Task to carry out -> Only the text should come through, so restate the listing exactly and drop its images.

Data to examine ->
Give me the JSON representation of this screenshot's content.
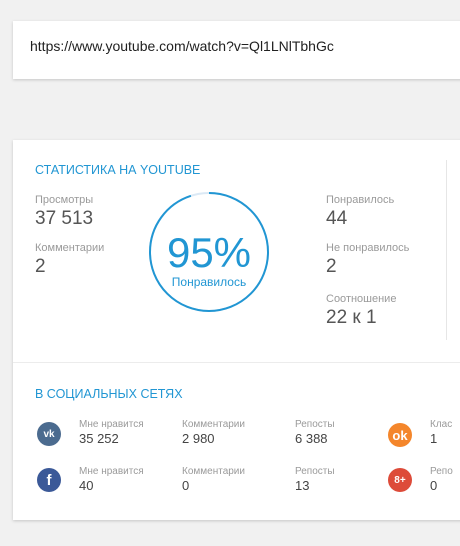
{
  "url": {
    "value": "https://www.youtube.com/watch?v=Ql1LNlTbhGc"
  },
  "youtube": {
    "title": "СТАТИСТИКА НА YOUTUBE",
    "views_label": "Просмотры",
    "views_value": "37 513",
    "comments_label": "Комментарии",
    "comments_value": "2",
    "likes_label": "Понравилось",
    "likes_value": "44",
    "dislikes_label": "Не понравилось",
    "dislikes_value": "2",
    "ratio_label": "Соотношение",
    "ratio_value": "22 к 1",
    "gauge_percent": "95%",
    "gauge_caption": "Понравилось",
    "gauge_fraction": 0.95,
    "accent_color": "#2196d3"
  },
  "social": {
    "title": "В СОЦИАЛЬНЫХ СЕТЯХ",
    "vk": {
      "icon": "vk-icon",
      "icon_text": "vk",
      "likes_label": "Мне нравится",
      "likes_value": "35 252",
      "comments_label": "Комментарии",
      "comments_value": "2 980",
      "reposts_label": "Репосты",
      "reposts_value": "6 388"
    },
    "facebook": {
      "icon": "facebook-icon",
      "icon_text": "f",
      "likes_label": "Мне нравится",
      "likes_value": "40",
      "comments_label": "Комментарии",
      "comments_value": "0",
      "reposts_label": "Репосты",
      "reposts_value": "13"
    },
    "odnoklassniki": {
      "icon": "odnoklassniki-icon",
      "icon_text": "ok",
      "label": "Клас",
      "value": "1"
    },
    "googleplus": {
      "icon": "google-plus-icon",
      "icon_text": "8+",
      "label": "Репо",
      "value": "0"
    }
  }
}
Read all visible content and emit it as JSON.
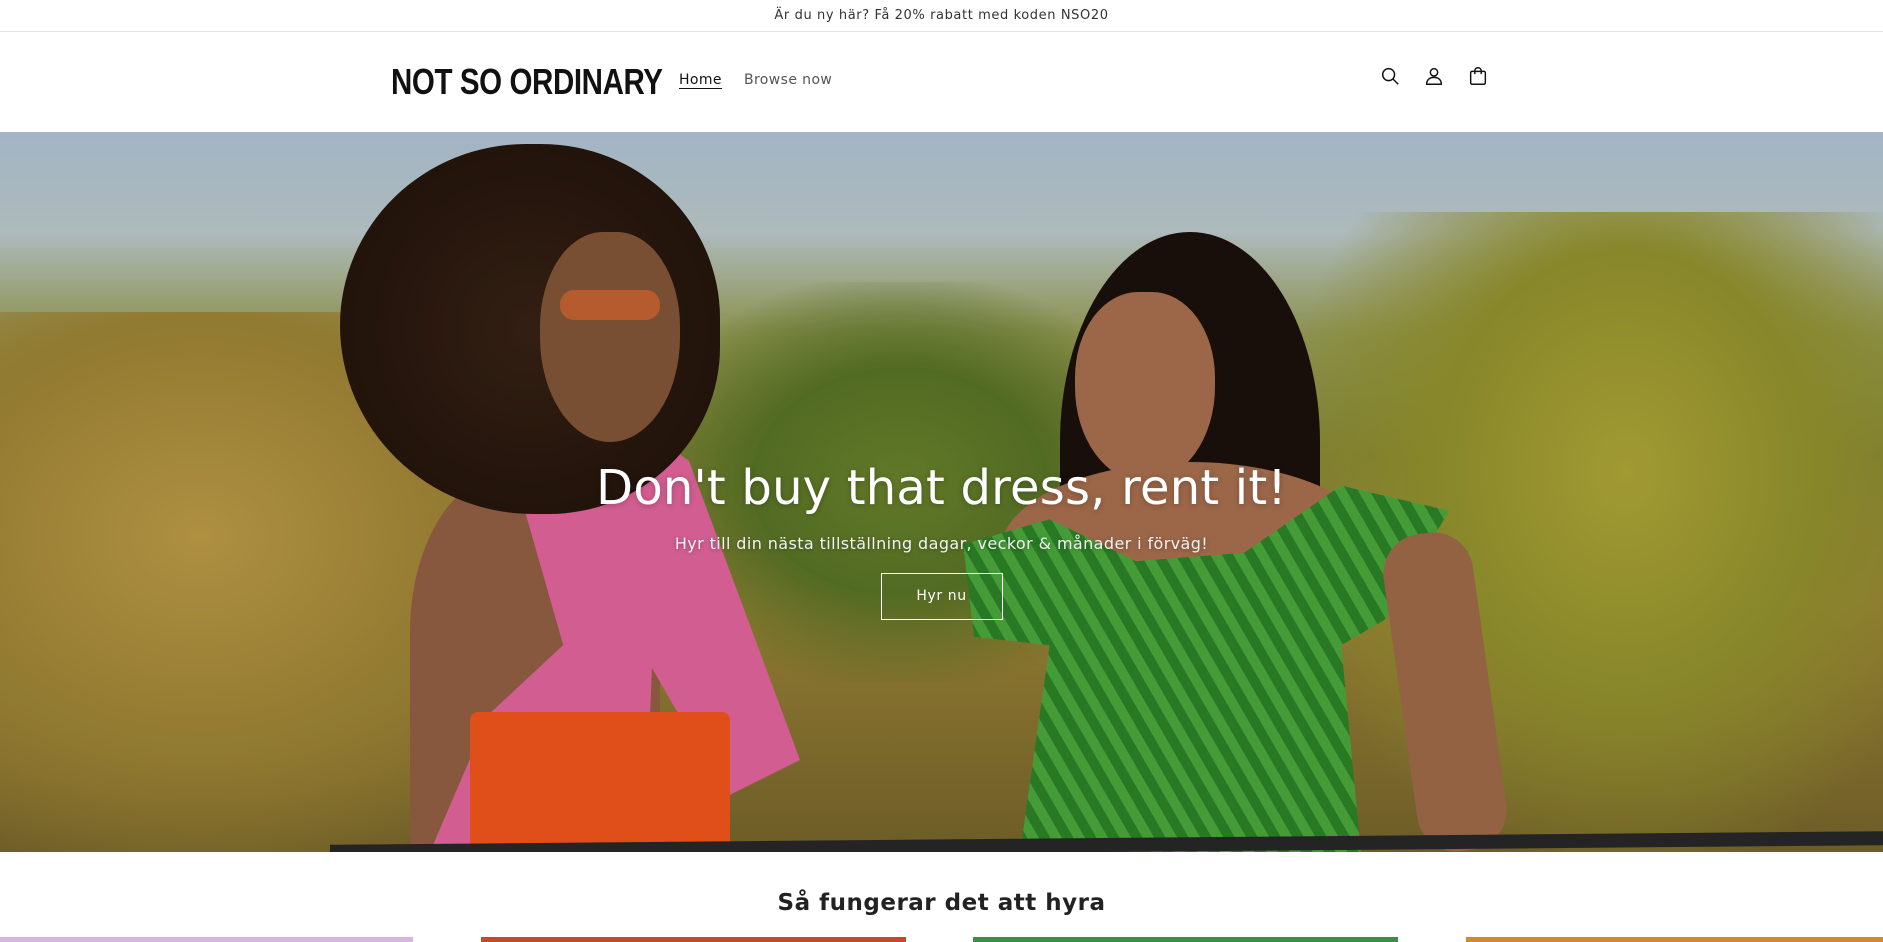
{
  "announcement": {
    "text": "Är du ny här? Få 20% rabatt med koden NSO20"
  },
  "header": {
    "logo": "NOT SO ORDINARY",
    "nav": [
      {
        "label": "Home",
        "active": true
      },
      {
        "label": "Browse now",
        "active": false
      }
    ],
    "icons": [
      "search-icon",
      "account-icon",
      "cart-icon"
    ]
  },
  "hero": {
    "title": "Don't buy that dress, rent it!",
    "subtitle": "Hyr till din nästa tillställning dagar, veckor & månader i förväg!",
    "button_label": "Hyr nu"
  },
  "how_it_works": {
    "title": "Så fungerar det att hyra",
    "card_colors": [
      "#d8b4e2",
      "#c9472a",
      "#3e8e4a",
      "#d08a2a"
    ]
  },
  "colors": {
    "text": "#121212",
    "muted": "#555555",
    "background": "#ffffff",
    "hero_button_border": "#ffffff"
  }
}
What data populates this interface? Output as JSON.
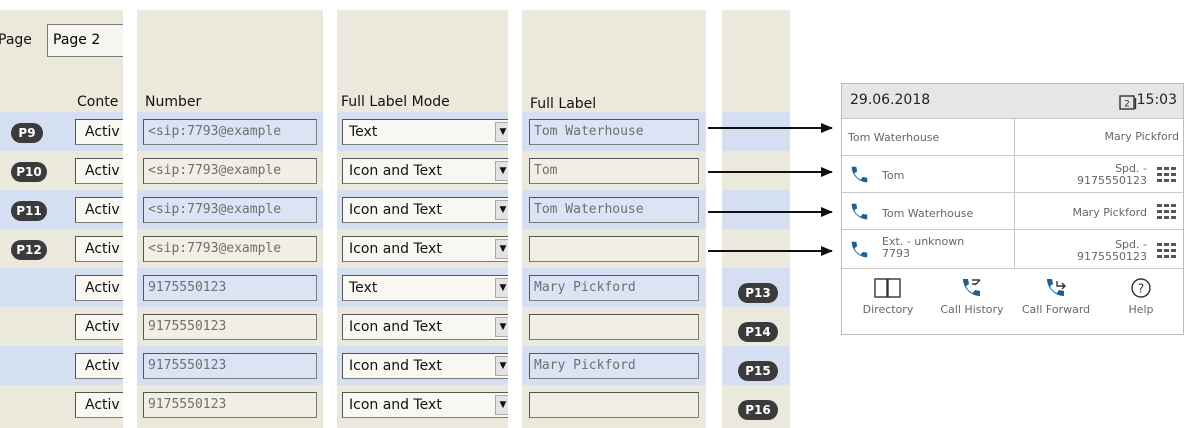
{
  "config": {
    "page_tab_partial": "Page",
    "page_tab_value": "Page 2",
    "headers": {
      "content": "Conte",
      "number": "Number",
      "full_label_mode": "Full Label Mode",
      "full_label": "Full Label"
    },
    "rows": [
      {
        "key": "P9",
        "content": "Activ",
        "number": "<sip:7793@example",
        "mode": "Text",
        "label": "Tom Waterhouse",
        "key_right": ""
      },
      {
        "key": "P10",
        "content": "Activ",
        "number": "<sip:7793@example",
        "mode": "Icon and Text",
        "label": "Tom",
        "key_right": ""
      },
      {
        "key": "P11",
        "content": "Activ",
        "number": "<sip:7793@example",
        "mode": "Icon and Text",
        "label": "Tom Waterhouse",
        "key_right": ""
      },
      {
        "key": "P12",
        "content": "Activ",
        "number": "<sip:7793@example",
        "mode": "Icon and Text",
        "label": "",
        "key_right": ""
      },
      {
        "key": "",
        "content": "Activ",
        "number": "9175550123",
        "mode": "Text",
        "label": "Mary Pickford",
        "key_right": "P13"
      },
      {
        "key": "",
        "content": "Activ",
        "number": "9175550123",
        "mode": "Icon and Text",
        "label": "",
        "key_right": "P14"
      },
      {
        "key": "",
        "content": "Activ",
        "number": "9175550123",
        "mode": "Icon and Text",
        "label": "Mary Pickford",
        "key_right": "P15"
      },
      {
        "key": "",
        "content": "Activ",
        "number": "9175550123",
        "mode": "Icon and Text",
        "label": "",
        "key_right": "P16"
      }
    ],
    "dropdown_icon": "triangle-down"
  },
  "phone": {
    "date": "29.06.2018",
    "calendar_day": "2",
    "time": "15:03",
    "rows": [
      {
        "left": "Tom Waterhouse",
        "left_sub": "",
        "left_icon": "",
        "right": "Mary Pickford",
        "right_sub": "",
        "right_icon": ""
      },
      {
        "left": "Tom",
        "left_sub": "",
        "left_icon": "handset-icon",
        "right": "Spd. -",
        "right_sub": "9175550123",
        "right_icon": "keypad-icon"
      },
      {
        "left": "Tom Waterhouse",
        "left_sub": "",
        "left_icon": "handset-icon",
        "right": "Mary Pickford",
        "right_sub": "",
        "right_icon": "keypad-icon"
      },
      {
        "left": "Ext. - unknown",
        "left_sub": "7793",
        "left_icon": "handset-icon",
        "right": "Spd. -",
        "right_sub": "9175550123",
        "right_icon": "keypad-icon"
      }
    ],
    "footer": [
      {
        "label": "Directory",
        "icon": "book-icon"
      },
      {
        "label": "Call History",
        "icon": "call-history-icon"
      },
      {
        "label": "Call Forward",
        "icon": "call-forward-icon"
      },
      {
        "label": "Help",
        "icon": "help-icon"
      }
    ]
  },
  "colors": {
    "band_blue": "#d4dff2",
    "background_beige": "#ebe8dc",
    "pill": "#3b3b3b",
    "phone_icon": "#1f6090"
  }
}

Task solution ->
Give me the JSON representation of this screenshot's content.
{
  "url": {
    "value": "https://www.youtube.com/watch?v=Ql1LNlTbhGc"
  },
  "youtube": {
    "title": "СТАТИСТИКА НА YOUTUBE",
    "views_label": "Просмотры",
    "views_value": "37 513",
    "comments_label": "Комментарии",
    "comments_value": "2",
    "likes_label": "Понравилось",
    "likes_value": "44",
    "dislikes_label": "Не понравилось",
    "dislikes_value": "2",
    "ratio_label": "Соотношение",
    "ratio_value": "22 к 1",
    "gauge_percent": "95%",
    "gauge_caption": "Понравилось",
    "gauge_fraction": 0.95,
    "accent_color": "#2196d3"
  },
  "social": {
    "title": "В СОЦИАЛЬНЫХ СЕТЯХ",
    "vk": {
      "icon": "vk-icon",
      "icon_text": "vk",
      "likes_label": "Мне нравится",
      "likes_value": "35 252",
      "comments_label": "Комментарии",
      "comments_value": "2 980",
      "reposts_label": "Репосты",
      "reposts_value": "6 388"
    },
    "facebook": {
      "icon": "facebook-icon",
      "icon_text": "f",
      "likes_label": "Мне нравится",
      "likes_value": "40",
      "comments_label": "Комментарии",
      "comments_value": "0",
      "reposts_label": "Репосты",
      "reposts_value": "13"
    },
    "odnoklassniki": {
      "icon": "odnoklassniki-icon",
      "icon_text": "ok",
      "label": "Клас",
      "value": "1"
    },
    "googleplus": {
      "icon": "google-plus-icon",
      "icon_text": "8+",
      "label": "Репо",
      "value": "0"
    }
  }
}
Read all visible content and emit it as JSON.
{
  "announcement": {
    "text": "Är du ny här? Få 20% rabatt med koden NSO20"
  },
  "header": {
    "logo": "NOT SO ORDINARY",
    "nav": [
      {
        "label": "Home",
        "active": true
      },
      {
        "label": "Browse now",
        "active": false
      }
    ],
    "icons": [
      "search-icon",
      "account-icon",
      "cart-icon"
    ]
  },
  "hero": {
    "title": "Don't buy that dress, rent it!",
    "subtitle": "Hyr till din nästa tillställning dagar, veckor & månader i förväg!",
    "button_label": "Hyr nu"
  },
  "how_it_works": {
    "title": "Så fungerar det att hyra",
    "card_colors": [
      "#d8b4e2",
      "#c9472a",
      "#3e8e4a",
      "#d08a2a"
    ]
  },
  "colors": {
    "text": "#121212",
    "muted": "#555555",
    "background": "#ffffff",
    "hero_button_border": "#ffffff"
  }
}
What data populates this interface? Output as JSON.
{
  "config": {
    "page_tab_partial": "Page",
    "page_tab_value": "Page 2",
    "headers": {
      "content": "Conte",
      "number": "Number",
      "full_label_mode": "Full Label Mode",
      "full_label": "Full Label"
    },
    "rows": [
      {
        "key": "P9",
        "content": "Activ",
        "number": "<sip:7793@example",
        "mode": "Text",
        "label": "Tom Waterhouse",
        "key_right": ""
      },
      {
        "key": "P10",
        "content": "Activ",
        "number": "<sip:7793@example",
        "mode": "Icon and Text",
        "label": "Tom",
        "key_right": ""
      },
      {
        "key": "P11",
        "content": "Activ",
        "number": "<sip:7793@example",
        "mode": "Icon and Text",
        "label": "Tom Waterhouse",
        "key_right": ""
      },
      {
        "key": "P12",
        "content": "Activ",
        "number": "<sip:7793@example",
        "mode": "Icon and Text",
        "label": "",
        "key_right": ""
      },
      {
        "key": "",
        "content": "Activ",
        "number": "9175550123",
        "mode": "Text",
        "label": "Mary Pickford",
        "key_right": "P13"
      },
      {
        "key": "",
        "content": "Activ",
        "number": "9175550123",
        "mode": "Icon and Text",
        "label": "",
        "key_right": "P14"
      },
      {
        "key": "",
        "content": "Activ",
        "number": "9175550123",
        "mode": "Icon and Text",
        "label": "Mary Pickford",
        "key_right": "P15"
      },
      {
        "key": "",
        "content": "Activ",
        "number": "9175550123",
        "mode": "Icon and Text",
        "label": "",
        "key_right": "P16"
      }
    ],
    "dropdown_icon": "triangle-down"
  },
  "phone": {
    "date": "29.06.2018",
    "calendar_day": "2",
    "time": "15:03",
    "rows": [
      {
        "left": "Tom Waterhouse",
        "left_sub": "",
        "left_icon": "",
        "right": "Mary Pickford",
        "right_sub": "",
        "right_icon": ""
      },
      {
        "left": "Tom",
        "left_sub": "",
        "left_icon": "handset-icon",
        "right": "Spd. -",
        "right_sub": "9175550123",
        "right_icon": "keypad-icon"
      },
      {
        "left": "Tom Waterhouse",
        "left_sub": "",
        "left_icon": "handset-icon",
        "right": "Mary Pickford",
        "right_sub": "",
        "right_icon": "keypad-icon"
      },
      {
        "left": "Ext. - unknown",
        "left_sub": "7793",
        "left_icon": "handset-icon",
        "right": "Spd. -",
        "right_sub": "9175550123",
        "right_icon": "keypad-icon"
      }
    ],
    "footer": [
      {
        "label": "Directory",
        "icon": "book-icon"
      },
      {
        "label": "Call History",
        "icon": "call-history-icon"
      },
      {
        "label": "Call Forward",
        "icon": "call-forward-icon"
      },
      {
        "label": "Help",
        "icon": "help-icon"
      }
    ]
  },
  "colors": {
    "band_blue": "#d4dff2",
    "background_beige": "#ebe8dc",
    "pill": "#3b3b3b",
    "phone_icon": "#1f6090"
  }
}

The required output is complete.